Healthcare systems are overwhelmed and a shortage of medical oxygen has emerged as the most serious challenge.
The incumbent chief minister’s party in India’s West Bengal state has defeated Prime Minister Narendra Modi’s party in state elections held as the coronavirus pandemic surged to crisis levels.
Modi has been criticised for focusing on the elections instead of making the pandemic his top priority.
Some experts blame the federal election commission for allowing rallies and voting in which large crowds flouted rules on social distancing and mask-wearing.
Mamata Banerjee, 66, is set to be the chief minister of West Bengal for the third time after her Trinamool Congress party (TMC) won a two-thirds majority, taking more than 200 seats in the 294-seat state assembly, election commission officials said. Final counting for some seats was still under way.
Banerjee is currently India’s only female chief minister.
In a victory speech on Sunday, Banerjee said West Bengal’s “immediate challenge is to combat COVID-19 and we are confident that we will win”.
“This victory has saved the humanity, the people of India. It’s the victory of India,” Banerjee, a fierce critic of Modi, added.
Despite the defeat, Modi’s Bharatiya Janata Party (BJP) made substantial gains in West Bengal, making it the main opposition party as its tally in the state legislature went to nearly 80 seats from just three seats won in 2016.
Modi, his colleagues and regional politicians campaigned aggressively in five state elections despite the pandemic.

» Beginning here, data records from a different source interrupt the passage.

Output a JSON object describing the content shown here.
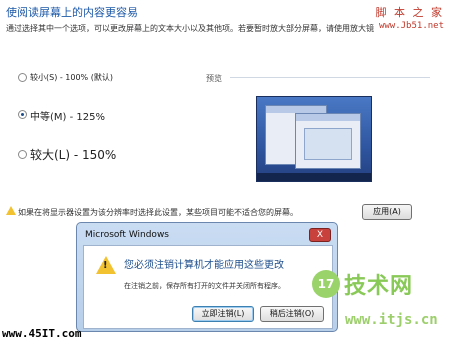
{
  "header": {
    "title": "使阅读屏幕上的内容更容易",
    "subtitle": "通过选择其中一个选项，可以更改屏幕上的文本大小以及其他项。若要暂时放大部分屏幕，请使用放大镜"
  },
  "watermark_top": {
    "brand": "脚 本 之 家",
    "url": "www.Jb51.net"
  },
  "options": [
    {
      "label": "较小(S) - 100% (默认)",
      "checked": false
    },
    {
      "label": "中等(M) - 125%",
      "checked": true
    },
    {
      "label": "较大(L) - 150%",
      "checked": false
    }
  ],
  "preview": {
    "label": "预览"
  },
  "warning": {
    "text": "如果在将显示器设置为该分辨率时选择此设置，某些项目可能不适合您的屏幕。"
  },
  "apply_button": "应用(A)",
  "dialog": {
    "title": "Microsoft Windows",
    "close": "X",
    "message": "您必须注销计算机才能应用这些更改",
    "detail": "在注销之前，保存所有打开的文件并关闭所有程序。",
    "logoff_now": "立即注销(L)",
    "logoff_later": "稍后注销(O)"
  },
  "watermark_bottom": {
    "left": "www.45IT.com",
    "logo": "17",
    "brand": "技术网",
    "url": "www.itjs.cn"
  },
  "colors": {
    "accent": "#1e5aa8",
    "warning": "#f2c230",
    "dialog_frame": "#b8cfea",
    "close": "#c9413d"
  }
}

The results are seen as a test of the effect the pandemic’s second wave is having on support for him and his right-wing BJP.
On Sunday, India recorded its deadliest day of the coronavirus pandemic yet with 3,689 deaths in the last 24 hours
The number of cases surged to 19.5 million on Sunday with 392,488 new infections, government data showed. India became the first country to cross 400,000 daily cases on Saturday.
“This election verdict is as much an endorsement of Mamata Banerjee as it is a critique or a verdict against Mr Modi and his government’s handling of the COVID crisis,” journalist Javed M Ansari told Al Jazeera from New Delhi.
“The people in India are suffering. There’s lots of pain misery and despair. And this was the first time they had an opportunity to give expression to that anger, to give expression to that pain, and they appear to have done it in a resounding manner in West Bengal,” he said.
Banerjee, a sharp critic of Modi, largely conducted a one-woman campaign to retain power by leading scores of public rallies.
“It is a stupendous performance by Mamata Banerjee because Modi was determined to win Bengal, but it’s clear that his entire political machinery and strategy was unable to defeat her,” Diptendu Bhaskar, a political analyst in Kolkata, West Bengal’s capital, told Reuters news agency.
Al Jazeera’s Elizabeth Puranam, reporting from the national capital, New Delhi, said supporters of Banerjee were celebrating her victory in Kolkata despite the election commission banning all celebrations because of India’s large number of COVID-19 cases.
“From our hearts, we have good wishes for Mamata Banerjee and that is why we are celebrating,” one supporter said.
“We knew the TMC would win because the development [in West Bengal] has been all done by TMC.”
Ansari told Al Jazeera that West Bengal was never the BJP stronghold but they mounted a “very spirited challenge”.
“His (Modi’s) party has an absolute majority in parliament. So there is no threat to his government, and the national elections are three and a half years from now,” he said.
“But nonetheless, for the first time, the broad contours of an emergent challenge are beginning to appear.”
In Assam state, the BJP managed to retain political power. In Tamil Nadu, the DMK – the main regional opposition party – secured victory.
In Kerala state, the ruling Left Democratic Front (LDF) was set to form the government, while the BJP led-alliance won no seats. In the union territory of Puducherry, the All India NR Congress-led alliance was leading in 14 of the 30 assembly seats.
Most of the votes were cast in March, but polling in some constituencies continued through April, just as India started to detect thousands of new coronavirus infections every day.